You know, the type of film that wouldn't get out into the world without someone who benefits from creating fear, doubt and uncertainty wildly tossing distribution money around to clear the path ahead.
(Later, the opposition candidate -- who coincidentally supports a policy of complete deregulation of Widget production -- will say "I don't know why my opponent won't answer these charges of devouring children in Satanic rituals.")
You're probably way ahead of me here, because I know you keep up on your Supreme Court decisions. But just in case, let's review why a documentary film was at the heart of today's decision in Citizens United v. Federal Election Commission to overturn limits for corporate spending for or against political candidates.
Citizens United used 'Hillary: The Movie' to take on McCain-Feingold
'David Bossie, a veteran Republican campaign operative who made his mark investigating the Clintons, thought his group could offer a conservative answer to Michael Moore's successful films. After Moore's "Fahrenheit 9/11" premiered in 2004, Bossie's Citizens United group released "Celsius 41.11."Follow the link, read the rest.

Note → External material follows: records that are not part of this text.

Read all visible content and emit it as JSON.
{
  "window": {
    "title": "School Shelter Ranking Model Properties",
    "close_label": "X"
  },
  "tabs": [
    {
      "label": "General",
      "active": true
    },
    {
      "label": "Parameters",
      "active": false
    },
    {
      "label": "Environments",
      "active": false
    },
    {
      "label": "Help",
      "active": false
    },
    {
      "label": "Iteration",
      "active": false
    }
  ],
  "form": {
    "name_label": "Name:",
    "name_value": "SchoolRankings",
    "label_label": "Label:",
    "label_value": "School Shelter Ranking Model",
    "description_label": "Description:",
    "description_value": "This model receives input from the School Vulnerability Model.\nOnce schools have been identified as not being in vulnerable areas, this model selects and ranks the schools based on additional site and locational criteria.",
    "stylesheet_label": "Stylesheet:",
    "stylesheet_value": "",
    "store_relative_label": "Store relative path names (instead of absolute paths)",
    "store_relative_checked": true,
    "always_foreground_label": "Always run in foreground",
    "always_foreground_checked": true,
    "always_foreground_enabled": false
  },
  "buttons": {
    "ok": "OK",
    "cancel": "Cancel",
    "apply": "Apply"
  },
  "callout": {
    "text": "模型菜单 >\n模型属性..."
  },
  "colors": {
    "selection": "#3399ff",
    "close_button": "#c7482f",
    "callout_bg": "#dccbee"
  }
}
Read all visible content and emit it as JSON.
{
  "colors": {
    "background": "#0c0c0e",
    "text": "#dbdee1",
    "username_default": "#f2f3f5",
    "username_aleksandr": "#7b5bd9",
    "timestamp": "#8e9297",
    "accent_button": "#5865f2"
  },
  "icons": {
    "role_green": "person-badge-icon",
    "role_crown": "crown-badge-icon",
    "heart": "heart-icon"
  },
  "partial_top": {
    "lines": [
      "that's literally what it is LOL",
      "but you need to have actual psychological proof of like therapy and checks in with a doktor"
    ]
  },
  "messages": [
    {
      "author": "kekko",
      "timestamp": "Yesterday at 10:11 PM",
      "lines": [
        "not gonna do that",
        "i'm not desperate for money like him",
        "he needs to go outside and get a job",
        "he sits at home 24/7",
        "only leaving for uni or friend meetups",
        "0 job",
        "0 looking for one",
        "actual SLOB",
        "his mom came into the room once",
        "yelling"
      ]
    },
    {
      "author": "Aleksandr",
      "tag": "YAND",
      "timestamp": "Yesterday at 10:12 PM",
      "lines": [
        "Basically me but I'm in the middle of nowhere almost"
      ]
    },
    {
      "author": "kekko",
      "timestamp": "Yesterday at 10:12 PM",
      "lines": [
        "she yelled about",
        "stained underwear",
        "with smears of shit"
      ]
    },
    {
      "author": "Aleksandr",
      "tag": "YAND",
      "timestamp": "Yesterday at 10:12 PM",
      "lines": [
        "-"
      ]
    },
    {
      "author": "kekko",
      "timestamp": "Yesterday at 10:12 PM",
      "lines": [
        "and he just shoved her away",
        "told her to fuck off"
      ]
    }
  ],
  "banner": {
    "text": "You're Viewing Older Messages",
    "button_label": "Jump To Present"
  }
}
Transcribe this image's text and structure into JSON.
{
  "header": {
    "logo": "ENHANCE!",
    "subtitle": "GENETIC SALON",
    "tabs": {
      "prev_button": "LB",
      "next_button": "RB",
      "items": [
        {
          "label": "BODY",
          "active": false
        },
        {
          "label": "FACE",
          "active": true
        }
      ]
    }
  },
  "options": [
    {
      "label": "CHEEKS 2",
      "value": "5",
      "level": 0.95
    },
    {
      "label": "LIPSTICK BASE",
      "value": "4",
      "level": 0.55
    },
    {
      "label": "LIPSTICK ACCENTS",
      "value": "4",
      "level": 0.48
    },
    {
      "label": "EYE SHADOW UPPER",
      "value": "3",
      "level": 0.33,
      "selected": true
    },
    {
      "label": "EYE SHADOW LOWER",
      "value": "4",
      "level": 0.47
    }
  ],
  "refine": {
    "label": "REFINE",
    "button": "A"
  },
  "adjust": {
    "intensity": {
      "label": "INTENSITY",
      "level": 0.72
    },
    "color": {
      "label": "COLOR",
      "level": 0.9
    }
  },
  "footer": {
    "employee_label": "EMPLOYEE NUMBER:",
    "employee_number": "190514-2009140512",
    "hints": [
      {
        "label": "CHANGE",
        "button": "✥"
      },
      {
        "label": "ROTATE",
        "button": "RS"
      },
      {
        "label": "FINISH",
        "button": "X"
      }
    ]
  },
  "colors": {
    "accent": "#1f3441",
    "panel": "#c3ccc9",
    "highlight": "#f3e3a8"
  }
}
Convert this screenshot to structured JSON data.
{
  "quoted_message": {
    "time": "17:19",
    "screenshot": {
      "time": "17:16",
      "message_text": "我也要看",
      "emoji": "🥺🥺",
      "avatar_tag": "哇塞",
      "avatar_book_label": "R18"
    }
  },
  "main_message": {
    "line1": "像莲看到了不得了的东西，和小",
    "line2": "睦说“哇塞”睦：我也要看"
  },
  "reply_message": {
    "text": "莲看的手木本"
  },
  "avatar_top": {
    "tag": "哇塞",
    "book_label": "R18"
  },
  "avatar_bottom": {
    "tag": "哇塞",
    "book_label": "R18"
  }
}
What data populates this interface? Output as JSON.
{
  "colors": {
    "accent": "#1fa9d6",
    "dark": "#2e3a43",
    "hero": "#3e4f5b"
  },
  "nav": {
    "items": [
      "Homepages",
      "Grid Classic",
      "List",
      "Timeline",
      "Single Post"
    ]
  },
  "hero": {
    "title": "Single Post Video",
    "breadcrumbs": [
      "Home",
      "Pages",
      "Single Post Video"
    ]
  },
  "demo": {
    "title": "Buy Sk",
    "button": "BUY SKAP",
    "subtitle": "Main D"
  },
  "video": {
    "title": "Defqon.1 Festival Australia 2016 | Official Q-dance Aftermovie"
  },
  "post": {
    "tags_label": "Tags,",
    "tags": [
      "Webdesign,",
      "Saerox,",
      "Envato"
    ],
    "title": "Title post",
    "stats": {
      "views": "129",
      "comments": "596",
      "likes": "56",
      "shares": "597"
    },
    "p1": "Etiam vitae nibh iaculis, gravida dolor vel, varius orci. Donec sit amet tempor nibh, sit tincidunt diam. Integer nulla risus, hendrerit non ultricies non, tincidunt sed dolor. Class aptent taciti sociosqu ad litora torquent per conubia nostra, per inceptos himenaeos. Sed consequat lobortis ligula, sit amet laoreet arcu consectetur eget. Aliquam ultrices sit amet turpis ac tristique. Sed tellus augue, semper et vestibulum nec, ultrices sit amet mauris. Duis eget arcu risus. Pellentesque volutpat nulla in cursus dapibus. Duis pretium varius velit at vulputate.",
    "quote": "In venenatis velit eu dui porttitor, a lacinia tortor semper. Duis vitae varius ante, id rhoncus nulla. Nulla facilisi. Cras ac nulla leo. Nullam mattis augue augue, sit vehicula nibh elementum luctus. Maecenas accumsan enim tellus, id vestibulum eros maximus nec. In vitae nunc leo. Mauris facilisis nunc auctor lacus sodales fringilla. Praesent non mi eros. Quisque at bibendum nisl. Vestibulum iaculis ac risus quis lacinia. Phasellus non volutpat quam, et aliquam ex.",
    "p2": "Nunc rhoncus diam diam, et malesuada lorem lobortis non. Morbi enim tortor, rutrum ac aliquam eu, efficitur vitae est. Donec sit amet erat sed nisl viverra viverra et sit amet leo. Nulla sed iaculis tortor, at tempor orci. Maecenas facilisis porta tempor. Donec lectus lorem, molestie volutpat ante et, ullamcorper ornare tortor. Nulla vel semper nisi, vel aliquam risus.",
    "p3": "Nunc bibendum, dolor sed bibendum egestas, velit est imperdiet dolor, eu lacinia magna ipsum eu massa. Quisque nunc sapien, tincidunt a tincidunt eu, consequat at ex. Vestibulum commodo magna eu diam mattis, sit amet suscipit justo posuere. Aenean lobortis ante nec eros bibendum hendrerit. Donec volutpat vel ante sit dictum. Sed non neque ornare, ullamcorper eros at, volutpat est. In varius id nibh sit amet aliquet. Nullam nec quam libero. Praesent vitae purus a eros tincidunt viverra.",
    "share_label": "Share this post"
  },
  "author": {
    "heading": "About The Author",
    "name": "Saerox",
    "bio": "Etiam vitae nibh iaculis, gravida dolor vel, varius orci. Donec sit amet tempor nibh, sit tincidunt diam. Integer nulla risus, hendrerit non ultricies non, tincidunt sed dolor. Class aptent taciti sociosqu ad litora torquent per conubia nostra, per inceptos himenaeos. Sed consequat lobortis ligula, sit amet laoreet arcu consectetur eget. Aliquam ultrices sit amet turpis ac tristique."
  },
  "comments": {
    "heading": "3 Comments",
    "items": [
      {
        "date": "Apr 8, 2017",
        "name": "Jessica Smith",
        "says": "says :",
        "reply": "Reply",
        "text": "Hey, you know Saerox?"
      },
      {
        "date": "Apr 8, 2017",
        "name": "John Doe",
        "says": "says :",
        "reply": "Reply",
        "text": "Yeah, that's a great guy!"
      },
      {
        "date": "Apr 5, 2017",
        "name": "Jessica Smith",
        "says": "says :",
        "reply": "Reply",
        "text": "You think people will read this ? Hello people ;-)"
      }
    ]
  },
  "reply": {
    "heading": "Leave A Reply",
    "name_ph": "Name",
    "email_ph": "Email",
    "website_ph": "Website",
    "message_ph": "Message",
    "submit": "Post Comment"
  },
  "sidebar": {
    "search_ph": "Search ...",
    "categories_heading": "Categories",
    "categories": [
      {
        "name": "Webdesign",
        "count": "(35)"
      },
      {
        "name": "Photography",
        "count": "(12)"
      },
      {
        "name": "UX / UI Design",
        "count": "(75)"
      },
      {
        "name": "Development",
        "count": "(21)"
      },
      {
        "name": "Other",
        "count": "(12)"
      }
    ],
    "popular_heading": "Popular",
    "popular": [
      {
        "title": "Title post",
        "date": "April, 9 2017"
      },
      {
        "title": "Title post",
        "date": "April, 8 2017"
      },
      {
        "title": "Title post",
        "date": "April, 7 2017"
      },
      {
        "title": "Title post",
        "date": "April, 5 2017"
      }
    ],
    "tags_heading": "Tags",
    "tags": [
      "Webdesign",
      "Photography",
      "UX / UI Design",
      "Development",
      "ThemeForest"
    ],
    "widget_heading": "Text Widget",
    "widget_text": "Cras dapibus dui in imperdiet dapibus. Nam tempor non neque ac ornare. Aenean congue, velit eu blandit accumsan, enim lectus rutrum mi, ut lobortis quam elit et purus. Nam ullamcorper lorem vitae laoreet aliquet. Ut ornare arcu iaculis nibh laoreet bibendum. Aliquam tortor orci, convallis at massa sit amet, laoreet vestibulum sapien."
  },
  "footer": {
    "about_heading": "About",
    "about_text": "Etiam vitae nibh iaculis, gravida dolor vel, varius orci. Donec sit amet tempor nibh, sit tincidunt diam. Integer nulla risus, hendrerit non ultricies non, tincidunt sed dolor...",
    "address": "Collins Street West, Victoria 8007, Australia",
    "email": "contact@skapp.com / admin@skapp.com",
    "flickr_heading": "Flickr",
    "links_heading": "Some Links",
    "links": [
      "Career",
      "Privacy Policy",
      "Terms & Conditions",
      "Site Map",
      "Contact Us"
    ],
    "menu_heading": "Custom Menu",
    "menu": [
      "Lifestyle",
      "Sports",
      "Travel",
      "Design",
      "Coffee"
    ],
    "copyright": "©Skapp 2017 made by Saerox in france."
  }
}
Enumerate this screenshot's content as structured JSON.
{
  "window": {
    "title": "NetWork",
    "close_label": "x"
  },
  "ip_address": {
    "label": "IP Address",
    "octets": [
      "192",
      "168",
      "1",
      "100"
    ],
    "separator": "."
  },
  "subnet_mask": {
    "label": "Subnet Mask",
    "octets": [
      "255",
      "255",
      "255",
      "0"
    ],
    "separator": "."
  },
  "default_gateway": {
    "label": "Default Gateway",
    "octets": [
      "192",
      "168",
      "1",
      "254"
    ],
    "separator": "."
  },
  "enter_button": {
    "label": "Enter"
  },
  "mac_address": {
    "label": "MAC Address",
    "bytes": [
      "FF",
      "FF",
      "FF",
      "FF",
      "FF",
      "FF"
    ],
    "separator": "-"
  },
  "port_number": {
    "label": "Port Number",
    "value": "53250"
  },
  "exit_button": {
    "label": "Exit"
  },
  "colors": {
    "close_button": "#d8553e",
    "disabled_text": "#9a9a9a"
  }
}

And after it became clear that Bossie's longtime enemy Hillary Rodham Clinton would run for president, Citizens United released another flick: "Hillary: The Movie." Featuring a who's-who cast of right-wing commentators, the 2008 film takes viewers on a savaging journey through Clinton's scandals. The sole compliment about the then-senator comes from conservative firebrand Ann Coulter: "Looks good in a pantsuit."'